Project: Supporting creative business: Cultural Enterprise Office and its clients (A Creative Economy Knowledge Exchange Project).
Investigators: Professor Philip Schlesinger (PI), Dr Melanie Selfe (Co-I), Dr Ealasaid Munro (PDRA), the University of Glasgow.
What did your research aim to do?
The research aimed to undertake the first major detailed study of a cultural business support intermediary.
How did you do it?
A primary method was team ethnography in Cultural Enterprise Office. This was complemented by extensive access to the organisation’s documentation and a range of interviews with its clients, staff and the mentors used for training.
What are your key findings?
We have shown how bodies of this kind are shaped by the wider institutional landscape and their own continual adaptation to the changing fashions of ideas about the creative economy and the models of how to intervene in the various sectors that compose it. One little-acknowledged fact is that those working in precarious occupations are often serviced by those working in a precarious organisation. We think that stability of funding should be addressed.
What impact has your work had so far/what impact do you anticipate it will have?
We have fed our findings back to the staff – actually, we did so regularly, given our pursuit of knowledge exchange. We know that the research modified practice as the work was being conducted and we shared our results. We have published a book, Curators of Cultural Enterprise (Palgrave Macmillan, 2015). We have also published reflections on team ethnography: ‘Inside a cultural agency’, Journal of Arts Management, Law and Society 45 (2015) 1-18. We have also run a workshop with policy makers and cognate bodies from across the UK, Denmark, Norway and USA to compare experiences. We have spoken at the Creative Economy Showcase run by the AHRC in London in March 2014 as well as many other events both in the UK and internationally.
Challenges encountered/Lessons learned
A key issue is the sheer effort of undertaking knowledge exchange, and the extra time involved because of its complexity. This had to be balanced with pursuing sociological research at the same time. There is a lesson for researchers: you need to budget for this and organise appropriately. There is also a lesson for Research Councils: you need to provide a budget and not ask for knowledge exchange on the cheap. One big benefit – if it all works out – is a deep connection and exchange with those studied. This greatly enhances the outcome but is hard to manage.
Are there additional/new research questions still to be answered in this area?
Yes. We still know very little of how such intervention impacts on those for whom it is provided – or whether it does. And we do not yet possess sophisticated ways of tracking how creatives might be affected by expert advice..
How has your association with CREATe helped to take things forward?
CREATe gave this associated project a platform to present its findings to other researchers in the network. And it also became one of the projects that represented CREATe at the Creative Economy Showcase, which meant that it reached beyond an academic audience.

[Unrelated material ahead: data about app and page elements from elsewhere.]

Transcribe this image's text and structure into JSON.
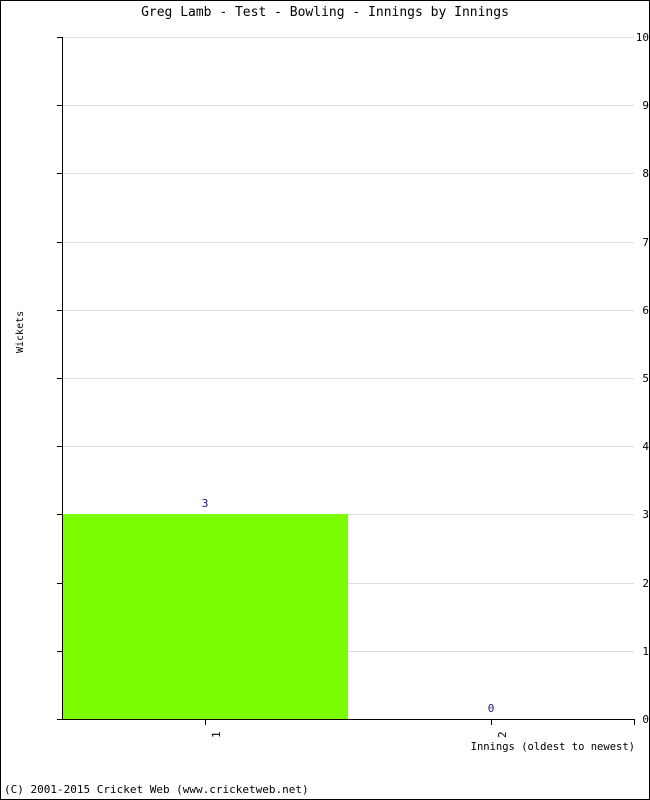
{
  "chart_data": {
    "type": "bar",
    "title": "Greg Lamb - Test - Bowling - Innings by Innings",
    "xlabel": "Innings (oldest to newest)",
    "ylabel": "Wickets",
    "categories": [
      "1",
      "2"
    ],
    "values": [
      3,
      0
    ],
    "data_labels": [
      "3",
      "0"
    ],
    "ylim": [
      0,
      10
    ],
    "ytick_labels": [
      "0",
      "1",
      "2",
      "3",
      "4",
      "5",
      "6",
      "7",
      "8",
      "9",
      "10"
    ],
    "ytick_values": [
      0,
      1,
      2,
      3,
      4,
      5,
      6,
      7,
      8,
      9,
      10
    ],
    "grid": true,
    "legend": "none",
    "bar_color": "#7CFC00",
    "label_color": "#19197A",
    "gridline_color": "#DDDDDD",
    "axis_color": "#000000",
    "background_color": "#FFFFFF"
  },
  "footer": {
    "copyright": "(C) 2001-2015 Cricket Web (www.cricketweb.net)"
  }
}
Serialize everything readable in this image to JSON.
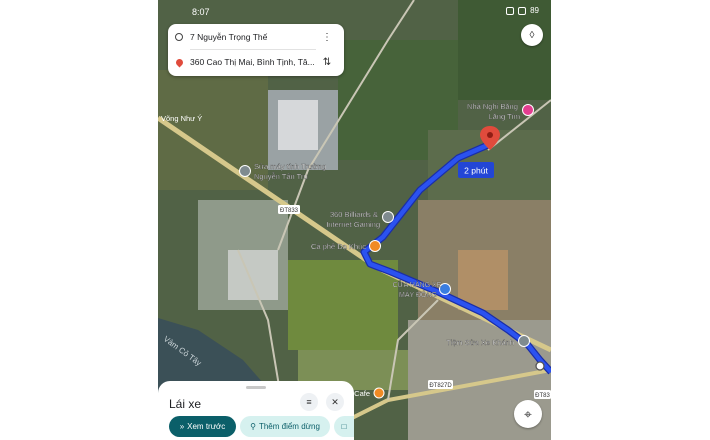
{
  "status_bar": {
    "time": "8:07",
    "battery": "89"
  },
  "route": {
    "origin": "7 Nguyễn Trọng Thế",
    "destination": "360 Cao Thị Mai, Bình Tịnh, Tâ...",
    "duration_label": "2 phút"
  },
  "map_labels": {
    "poi_motel": "Nhà Nghỉ Băng Lăng Tím",
    "poi_motel_line1": "Nhà Nghỉ Băng",
    "poi_motel_line2": "Lăng Tím",
    "poi_repair": "Sửa máy tính Trường Nguyễn Tấn Tru",
    "poi_repair_line1": "Sửa máy tính Trường",
    "poi_repair_line2": "Nguyễn Tấn Tru",
    "poi_billiards": "360 Billiards & Internet Gaming",
    "poi_billiards_line1": "360 Billiards &",
    "poi_billiards_line2": "Internet Gaming",
    "poi_cafe_da_khuc": "Cà phê Dạ Khúc",
    "poi_store": "CỬA HÀNG XE MÁY ĐÔNG",
    "poi_store_line1": "CỬA HÀNG XE",
    "poi_store_line2": "MÁY ĐÔNG",
    "poi_bike_repair": "Tiệm Sửa Xe Khánh",
    "poi_cafe_bottom": "Cafe",
    "poi_vong_nhu_y": "Võng Như Ý",
    "river": "Vàm Cỏ Tây",
    "road_dt833": "ĐT833",
    "road_dt827d": "ĐT827D",
    "road_dt83": "ĐT83"
  },
  "sheet": {
    "title": "Lái xe",
    "preview_button": "Xem trước",
    "add_stop_button": "Thêm điểm dừng"
  },
  "colors": {
    "route": "#2b52f0",
    "accent": "#0b5f69",
    "pin": "#e04b3c",
    "chip": "#d6f1ef"
  },
  "icons": [
    "more-vert-icon",
    "swap-icon",
    "layers-icon",
    "sliders-icon",
    "close-icon",
    "my-location-icon",
    "bookmark-icon",
    "add-stop-icon",
    "forward-icon"
  ]
}
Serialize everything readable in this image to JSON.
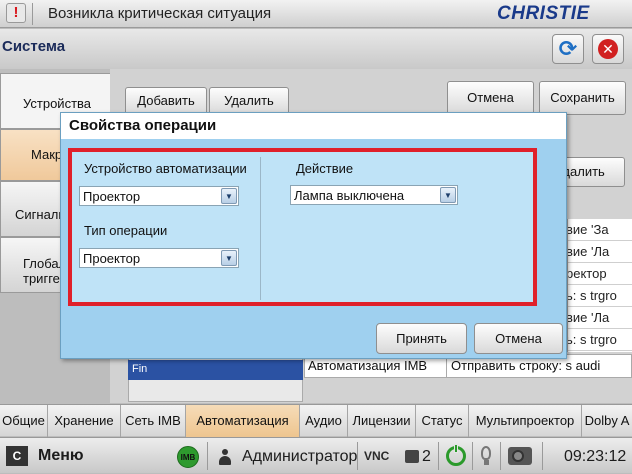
{
  "top_bar": {
    "alert_text": "Возникла критическая ситуация",
    "brand": "CHRISTIE"
  },
  "title_bar": {
    "title": "Система"
  },
  "side_nav": {
    "items": [
      {
        "label": "Устройства"
      },
      {
        "label": "Макр"
      },
      {
        "label": "Сигналь"
      },
      {
        "label": "Глобал\nтригге"
      }
    ]
  },
  "toolbar": {
    "add_label": "Добавить",
    "delete_label": "Удалить",
    "cancel_label": "Отмена",
    "save_label": "Сохранить",
    "delete_right_label": "Удалить"
  },
  "right_table": {
    "rows": [
      {
        "text": "вие 'За"
      },
      {
        "text": "вие 'Ла"
      },
      {
        "text": "ректор"
      },
      {
        "text": "ь: s trgro"
      },
      {
        "text": "вие 'Ла"
      },
      {
        "text": "ь: s trgro"
      }
    ]
  },
  "left_list": {
    "selected_text": "Fin"
  },
  "bottom_row": {
    "col1": "Автоматизация IMB",
    "col2": "Отправить строку: s audi"
  },
  "bottom_tabs": [
    {
      "label": "Общие"
    },
    {
      "label": "Хранение"
    },
    {
      "label": "Сеть IMB"
    },
    {
      "label": "Автоматизация"
    },
    {
      "label": "Аудио"
    },
    {
      "label": "Лицензии"
    },
    {
      "label": "Статус"
    },
    {
      "label": "Мультипроектор"
    },
    {
      "label": "Dolby A"
    }
  ],
  "status_bar": {
    "menu_label": "Меню",
    "imb_badge": "IMB",
    "user": "Администратор",
    "vnc": "VNC",
    "sessions": "2",
    "time": "09:23:12"
  },
  "dialog": {
    "title": "Свойства операции",
    "device_label": "Устройство автоматизации",
    "device_value": "Проектор",
    "op_type_label": "Тип операции",
    "op_type_value": "Проектор",
    "action_label": "Действие",
    "action_value": "Лампа выключена",
    "accept_label": "Принять",
    "cancel_label": "Отмена"
  },
  "colors": {
    "dialog_bg": "#9fd0ef",
    "highlight_border": "#e0202a",
    "active_tab": "#eec58f",
    "brand": "#1a3a8a"
  }
}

More information can be found in the book ‘Curators of Cultural Enterprise‘(Palgrave Macmillan, 2015) and in the articles ‘Curators of Cultural Enterprise: A Critical Analysis of a Creative Business Intermediary’ and ‘Inside a cultural agency: team ethnography and knowledge exchange‘.